Ortega’s writing flows wonderfully and I really love the voices that she gave her characters. Lucely herself has a lot of baggage that she’s dealing with and trying to figure out, but it’s not always at the forefront of her thoughts. There’s a strong found family element, but also knowing and loving where you come from. I just loved Lucely and Syd’s adventures and will definitely be checking out what comes from Ortega in the future.

There’s so much more I could say about this book, but I’m going to resist so that you all can experience it too! I’m lowkey upset with myself that it took me so long to read, since I preordered it – still I’m so happy I was able to include it in my October reads.

Happy reading!

Review | Dalya and the Magic Ink Bottle

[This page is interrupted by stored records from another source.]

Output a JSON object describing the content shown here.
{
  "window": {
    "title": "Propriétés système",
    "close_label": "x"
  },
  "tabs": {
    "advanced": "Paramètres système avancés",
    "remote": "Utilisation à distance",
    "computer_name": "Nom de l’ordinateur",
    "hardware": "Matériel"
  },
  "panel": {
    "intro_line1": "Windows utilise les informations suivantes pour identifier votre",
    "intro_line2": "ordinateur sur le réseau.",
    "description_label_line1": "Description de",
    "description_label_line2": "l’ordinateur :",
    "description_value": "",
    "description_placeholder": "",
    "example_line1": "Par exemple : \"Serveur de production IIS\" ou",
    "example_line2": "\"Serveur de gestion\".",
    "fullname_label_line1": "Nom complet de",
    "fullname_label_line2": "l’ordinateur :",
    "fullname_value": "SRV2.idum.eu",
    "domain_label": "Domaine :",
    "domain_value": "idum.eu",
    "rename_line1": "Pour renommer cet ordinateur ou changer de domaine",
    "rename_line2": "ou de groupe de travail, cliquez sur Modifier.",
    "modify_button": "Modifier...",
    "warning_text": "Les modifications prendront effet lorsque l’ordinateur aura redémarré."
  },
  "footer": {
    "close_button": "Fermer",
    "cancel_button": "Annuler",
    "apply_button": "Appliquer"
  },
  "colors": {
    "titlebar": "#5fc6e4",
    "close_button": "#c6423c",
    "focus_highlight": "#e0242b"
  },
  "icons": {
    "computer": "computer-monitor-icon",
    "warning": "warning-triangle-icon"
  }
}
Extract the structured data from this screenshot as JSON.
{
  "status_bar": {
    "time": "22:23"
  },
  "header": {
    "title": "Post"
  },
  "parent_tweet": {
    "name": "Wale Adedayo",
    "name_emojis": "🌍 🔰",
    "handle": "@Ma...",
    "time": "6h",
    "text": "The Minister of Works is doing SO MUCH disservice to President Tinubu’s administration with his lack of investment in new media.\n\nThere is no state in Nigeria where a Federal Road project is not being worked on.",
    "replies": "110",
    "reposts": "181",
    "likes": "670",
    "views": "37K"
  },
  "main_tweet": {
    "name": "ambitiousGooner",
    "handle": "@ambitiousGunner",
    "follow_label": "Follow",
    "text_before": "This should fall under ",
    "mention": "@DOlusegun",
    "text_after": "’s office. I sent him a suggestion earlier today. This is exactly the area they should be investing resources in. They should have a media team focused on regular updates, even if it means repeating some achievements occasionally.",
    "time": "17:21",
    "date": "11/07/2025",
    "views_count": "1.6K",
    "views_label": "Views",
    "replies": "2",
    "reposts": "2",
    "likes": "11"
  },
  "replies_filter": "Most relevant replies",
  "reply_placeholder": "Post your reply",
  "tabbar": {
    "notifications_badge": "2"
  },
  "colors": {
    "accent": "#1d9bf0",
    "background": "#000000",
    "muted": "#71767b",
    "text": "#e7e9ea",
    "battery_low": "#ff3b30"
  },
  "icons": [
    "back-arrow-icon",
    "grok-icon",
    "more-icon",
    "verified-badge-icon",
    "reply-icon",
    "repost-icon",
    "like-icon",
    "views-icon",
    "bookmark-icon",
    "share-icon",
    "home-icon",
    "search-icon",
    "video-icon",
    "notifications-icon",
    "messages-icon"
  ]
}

When twelve-year-old Dalya is dragged to Istanbul to help sell her family’s ancestral home, the visit begins unpromisingly. Most of the aged mansion is off-limits because it’s falling apart, her father is ignoring her, and her great aunt keeps prattling on about a family curse. Despite warnings against it, Dalya tiptoes upstairs, where she finds an old bottle of magic ink hidden under a floorboard. She asks the bottle’s jinn (aka genie) to grant her a simple wish…to send her home. Except the jinn interprets go home to mean send me back in time and turn me into a cat. Then Dalya must set off on a wild adventure through Istanbul’s animal underworld to find the jinn with the power to set things right. 

I picked this one up purely based on the description and am so glad I did! I loved this story and the ragtag group of characters that came together as Dalya journeyed to find her way back home, and learned what home really was.

The writing style was easy and flowed wonderfully and the descriptions of Istanbul were just enough to paint a picture of the place. It’s a great adventure and though Dalya sometimes acts impulsive or rashly, it suits her age and the audience it is aimed at. All in all it was a fun story with lots of heart.

Happy reading!

Review | Snapdragon

Snap’s town had a witch.

At least, that’s how the rumor goes. But in reality, Jacks is just a crocks-wearing, internet-savvy old lady who sells roadkill skeletons online–after doing a little ritual to put their spirits to rest. It’s creepy, sure, but Snap thinks it’s kind of cool, too.

They make a deal: Jacks will teach Snap how to take care of the baby opossums that Snap rescued, and Snap will help Jacks with her work. But as Snap starts to get to know Jacks, she realizes that Jacks may in fact have real magic–and a connection with Snap’s family’s past.

I wasn’t completely sure what to expect with this one going in, but just the cover and the blurb drew me in. I absolutely loved this story and it’s progression, even when it took turns that I was not expecting at all. The cast of characters are varied in their personalities and the diversity is wonderfully written and portrayed without being forced. I so enjoyed Snapdragon’s journey as she not only started to learn who she herself was, but also found new friends and relationships along the way.

The art style and color palette that Kat Leyh used perfectly fit the story and the setting, with the perfect amount of whimsy to go along with the touch of paranormal. As the story progresses you can’t help but root for Snap, her mom, Lu and Jacks as they all change and grow.

Happy reading!